◆ **Instructions to follow**: Copy out every line holding the string "Design" from the records below.

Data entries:
★ ★ ★
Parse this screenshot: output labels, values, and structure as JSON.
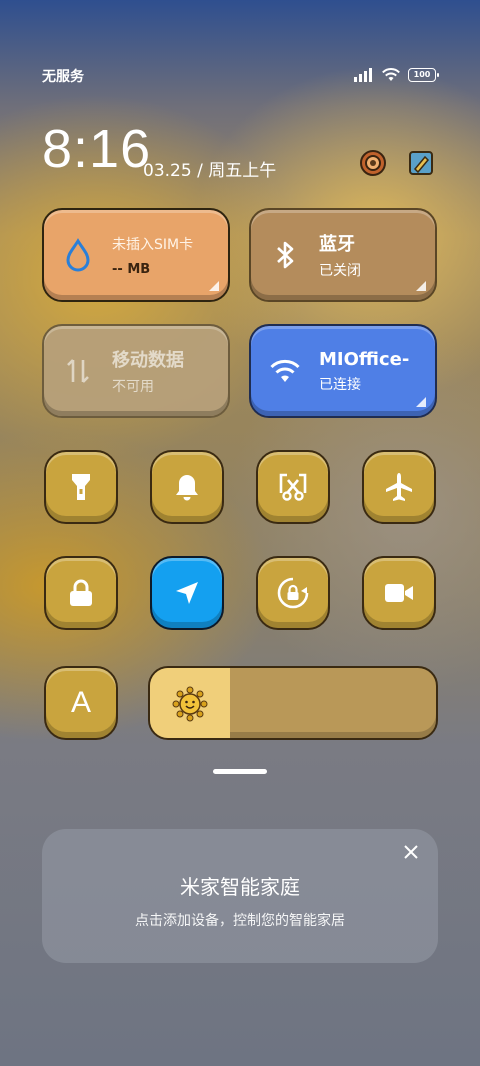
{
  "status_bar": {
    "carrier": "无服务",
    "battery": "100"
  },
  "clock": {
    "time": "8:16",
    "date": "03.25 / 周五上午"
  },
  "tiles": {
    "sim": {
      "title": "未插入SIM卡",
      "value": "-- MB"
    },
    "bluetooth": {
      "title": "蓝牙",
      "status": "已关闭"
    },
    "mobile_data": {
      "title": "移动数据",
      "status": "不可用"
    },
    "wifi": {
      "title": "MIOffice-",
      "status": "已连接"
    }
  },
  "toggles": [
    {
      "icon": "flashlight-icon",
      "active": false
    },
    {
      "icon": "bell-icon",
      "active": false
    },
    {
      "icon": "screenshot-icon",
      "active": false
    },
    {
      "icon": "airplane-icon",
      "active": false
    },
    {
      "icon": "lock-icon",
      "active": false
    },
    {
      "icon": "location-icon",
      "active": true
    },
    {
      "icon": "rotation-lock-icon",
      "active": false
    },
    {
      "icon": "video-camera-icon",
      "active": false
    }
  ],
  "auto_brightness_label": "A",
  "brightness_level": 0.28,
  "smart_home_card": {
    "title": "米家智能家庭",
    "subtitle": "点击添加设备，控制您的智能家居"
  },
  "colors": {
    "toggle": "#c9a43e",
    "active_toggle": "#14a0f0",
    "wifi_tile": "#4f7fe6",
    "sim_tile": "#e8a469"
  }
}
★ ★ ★
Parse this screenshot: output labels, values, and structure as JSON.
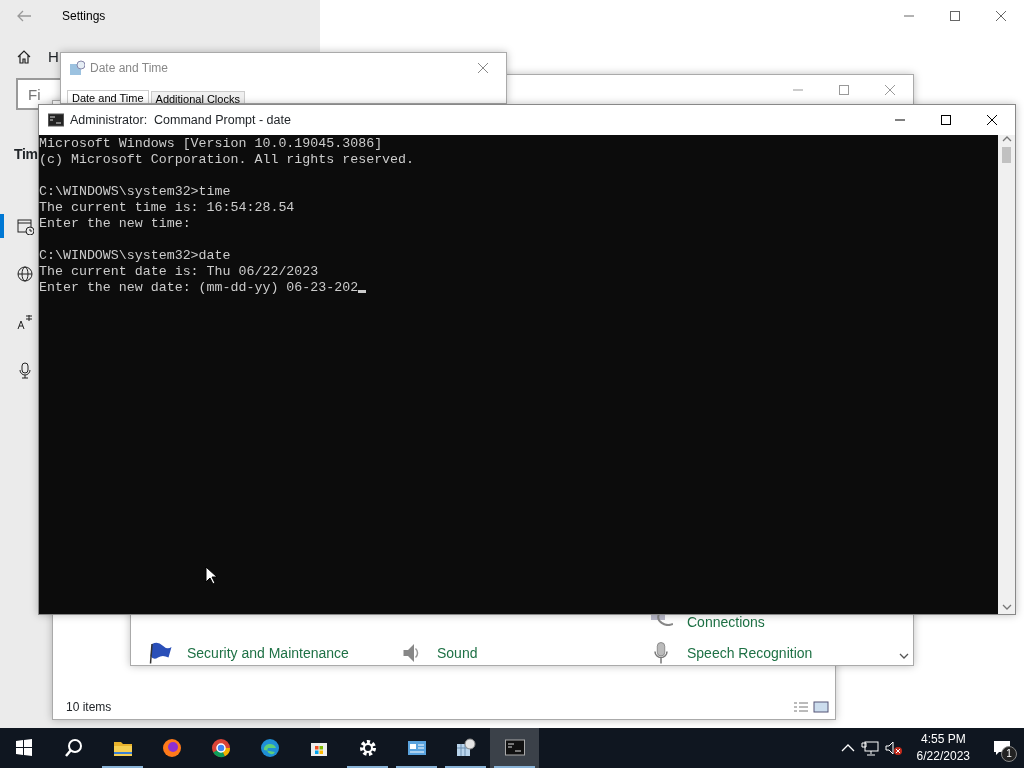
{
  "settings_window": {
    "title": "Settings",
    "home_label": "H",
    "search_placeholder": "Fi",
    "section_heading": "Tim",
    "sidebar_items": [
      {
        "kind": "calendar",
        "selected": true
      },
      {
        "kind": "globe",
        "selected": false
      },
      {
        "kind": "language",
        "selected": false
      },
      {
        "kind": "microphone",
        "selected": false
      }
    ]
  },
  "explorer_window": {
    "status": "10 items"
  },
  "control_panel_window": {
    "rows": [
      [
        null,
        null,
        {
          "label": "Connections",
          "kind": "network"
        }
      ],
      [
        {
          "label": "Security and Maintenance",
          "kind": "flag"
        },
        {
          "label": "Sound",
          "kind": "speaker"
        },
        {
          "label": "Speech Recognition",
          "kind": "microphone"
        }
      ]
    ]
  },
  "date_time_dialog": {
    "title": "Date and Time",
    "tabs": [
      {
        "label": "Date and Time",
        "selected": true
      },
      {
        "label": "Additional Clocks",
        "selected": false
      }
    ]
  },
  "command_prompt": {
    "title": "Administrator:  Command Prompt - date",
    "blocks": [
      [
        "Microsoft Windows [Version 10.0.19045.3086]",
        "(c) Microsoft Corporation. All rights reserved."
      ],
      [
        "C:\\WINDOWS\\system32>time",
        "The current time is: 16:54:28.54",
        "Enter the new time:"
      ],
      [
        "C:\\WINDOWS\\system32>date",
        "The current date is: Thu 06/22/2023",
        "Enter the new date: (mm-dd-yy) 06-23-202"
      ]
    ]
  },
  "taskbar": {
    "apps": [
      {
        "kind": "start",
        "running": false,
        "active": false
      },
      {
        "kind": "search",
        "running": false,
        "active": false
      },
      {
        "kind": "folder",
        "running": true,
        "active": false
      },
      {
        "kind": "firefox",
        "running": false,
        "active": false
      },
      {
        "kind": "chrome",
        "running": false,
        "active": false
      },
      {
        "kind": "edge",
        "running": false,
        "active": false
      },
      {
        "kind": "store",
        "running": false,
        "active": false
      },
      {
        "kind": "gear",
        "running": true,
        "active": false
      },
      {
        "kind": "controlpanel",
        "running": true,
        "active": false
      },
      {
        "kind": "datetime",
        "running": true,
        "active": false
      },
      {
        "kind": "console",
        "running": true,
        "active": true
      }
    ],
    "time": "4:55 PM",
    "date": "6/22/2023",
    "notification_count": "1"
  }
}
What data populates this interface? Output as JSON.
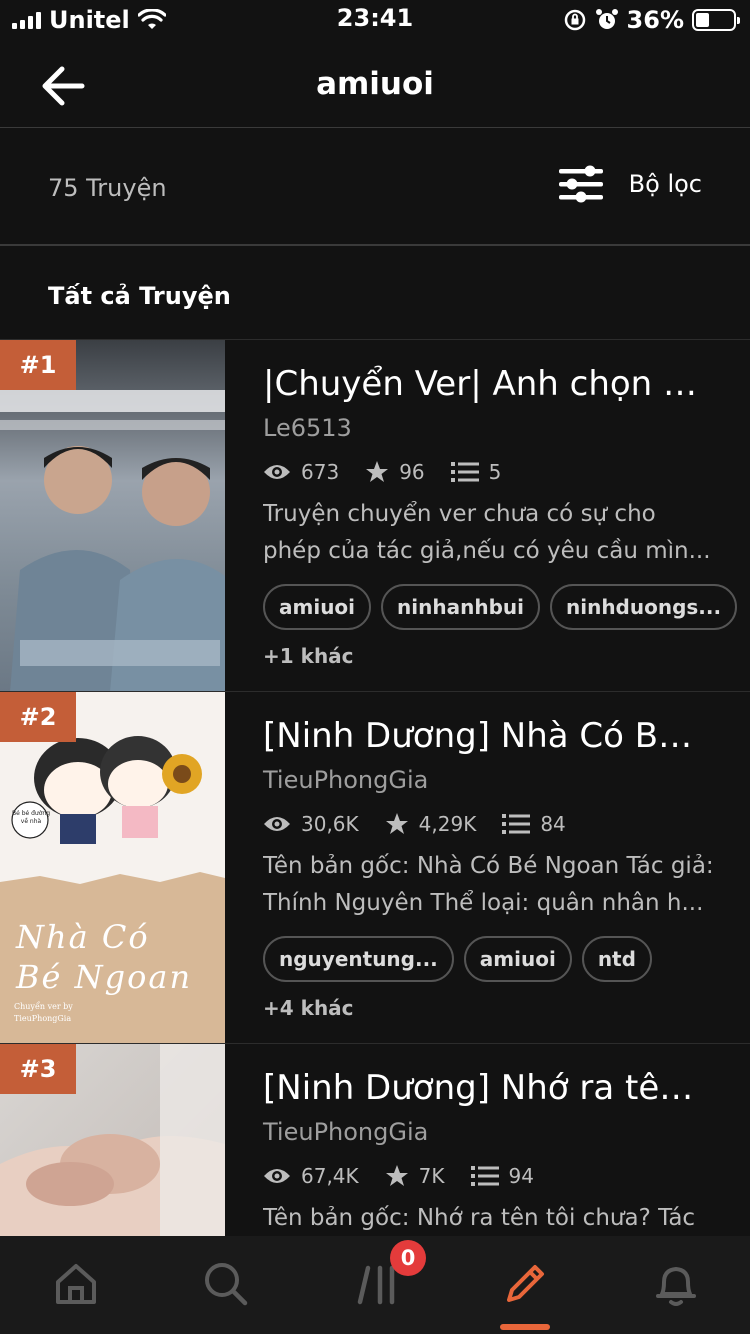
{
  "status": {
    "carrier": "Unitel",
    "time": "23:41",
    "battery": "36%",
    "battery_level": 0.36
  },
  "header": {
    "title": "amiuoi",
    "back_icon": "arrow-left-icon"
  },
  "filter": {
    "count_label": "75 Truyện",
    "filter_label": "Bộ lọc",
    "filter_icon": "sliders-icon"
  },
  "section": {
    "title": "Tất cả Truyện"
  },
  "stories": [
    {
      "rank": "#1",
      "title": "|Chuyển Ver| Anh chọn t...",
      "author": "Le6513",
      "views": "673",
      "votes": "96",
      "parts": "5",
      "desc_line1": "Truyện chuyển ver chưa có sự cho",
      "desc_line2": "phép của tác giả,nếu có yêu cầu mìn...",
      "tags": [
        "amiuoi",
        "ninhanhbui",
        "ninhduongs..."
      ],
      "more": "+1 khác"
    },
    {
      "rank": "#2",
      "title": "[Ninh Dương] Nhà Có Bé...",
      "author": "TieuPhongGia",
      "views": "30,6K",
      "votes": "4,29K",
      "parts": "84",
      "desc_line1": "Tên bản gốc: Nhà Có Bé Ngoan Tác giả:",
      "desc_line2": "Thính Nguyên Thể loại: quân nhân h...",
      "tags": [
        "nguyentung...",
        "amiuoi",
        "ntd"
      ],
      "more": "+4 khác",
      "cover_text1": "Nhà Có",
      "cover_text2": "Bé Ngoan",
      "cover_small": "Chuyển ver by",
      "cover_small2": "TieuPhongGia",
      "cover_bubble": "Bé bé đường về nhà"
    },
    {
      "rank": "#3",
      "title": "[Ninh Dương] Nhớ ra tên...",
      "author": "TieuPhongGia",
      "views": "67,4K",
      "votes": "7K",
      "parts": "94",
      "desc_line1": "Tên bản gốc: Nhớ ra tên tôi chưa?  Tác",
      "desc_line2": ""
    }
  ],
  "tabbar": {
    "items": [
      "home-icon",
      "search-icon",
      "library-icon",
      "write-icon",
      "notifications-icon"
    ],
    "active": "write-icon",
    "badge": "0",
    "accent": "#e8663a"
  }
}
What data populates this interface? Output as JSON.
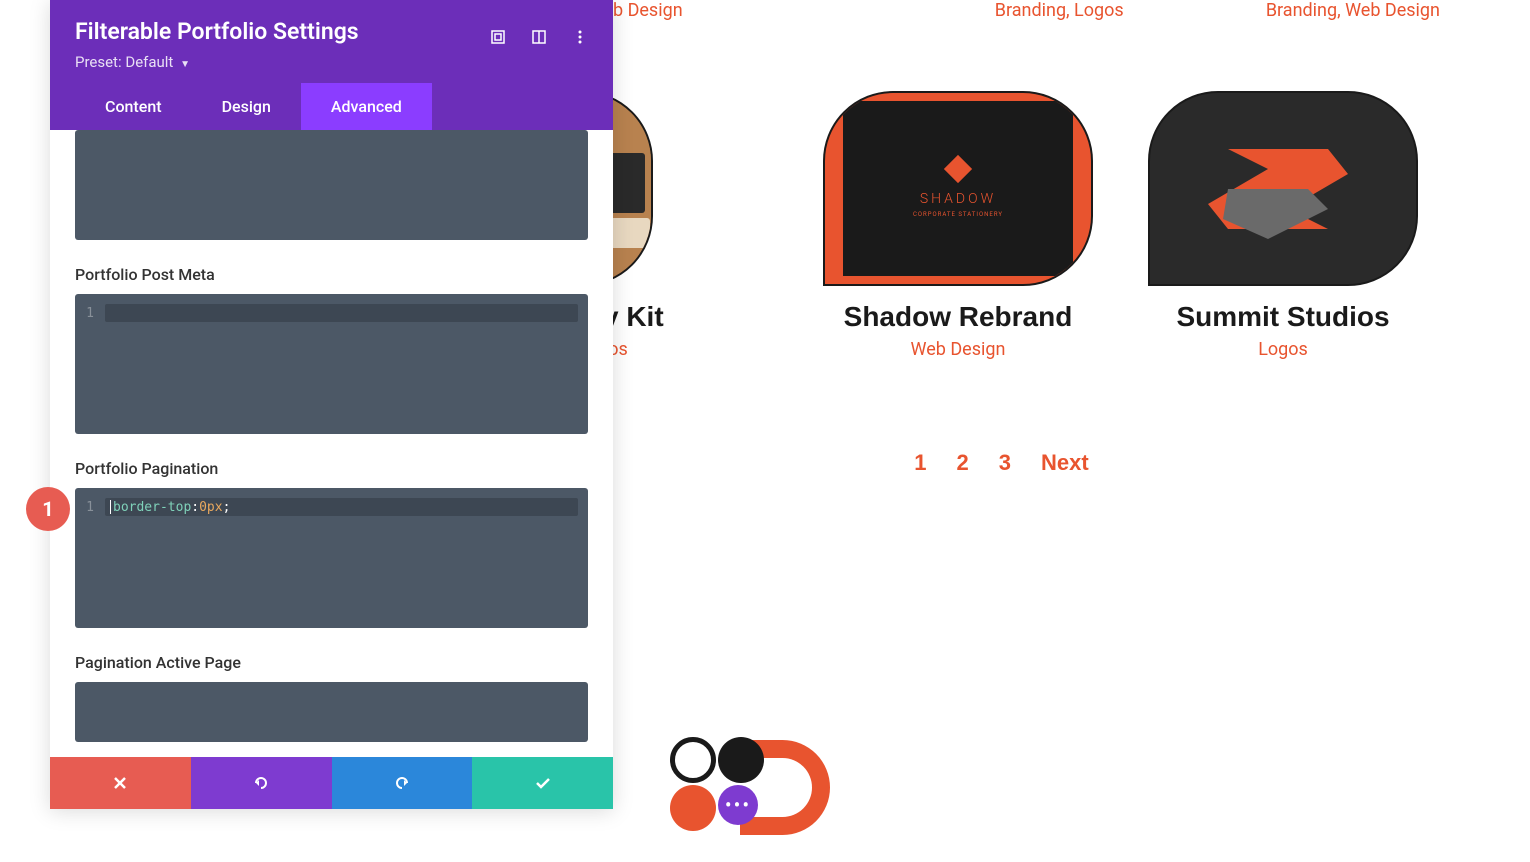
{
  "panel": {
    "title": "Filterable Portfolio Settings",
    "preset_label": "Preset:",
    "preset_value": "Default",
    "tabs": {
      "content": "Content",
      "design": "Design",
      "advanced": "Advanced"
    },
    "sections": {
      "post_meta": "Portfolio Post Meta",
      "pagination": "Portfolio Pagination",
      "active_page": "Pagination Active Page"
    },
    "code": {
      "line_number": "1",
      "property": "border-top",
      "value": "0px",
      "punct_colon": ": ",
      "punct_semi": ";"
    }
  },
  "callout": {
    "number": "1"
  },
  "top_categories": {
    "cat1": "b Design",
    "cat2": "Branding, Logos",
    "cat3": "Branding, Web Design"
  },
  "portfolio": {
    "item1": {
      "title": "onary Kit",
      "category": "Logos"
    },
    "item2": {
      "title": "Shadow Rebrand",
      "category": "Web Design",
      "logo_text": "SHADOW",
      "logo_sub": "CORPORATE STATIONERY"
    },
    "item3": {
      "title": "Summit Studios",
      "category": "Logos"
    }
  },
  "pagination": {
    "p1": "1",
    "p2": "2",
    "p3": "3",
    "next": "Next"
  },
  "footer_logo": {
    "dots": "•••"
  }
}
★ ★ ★
◆ **Task result**:
      "design": "Design",
    "cat1": "b Design",
    "cat3": "Branding, Web Design"
      "category": "Web Design",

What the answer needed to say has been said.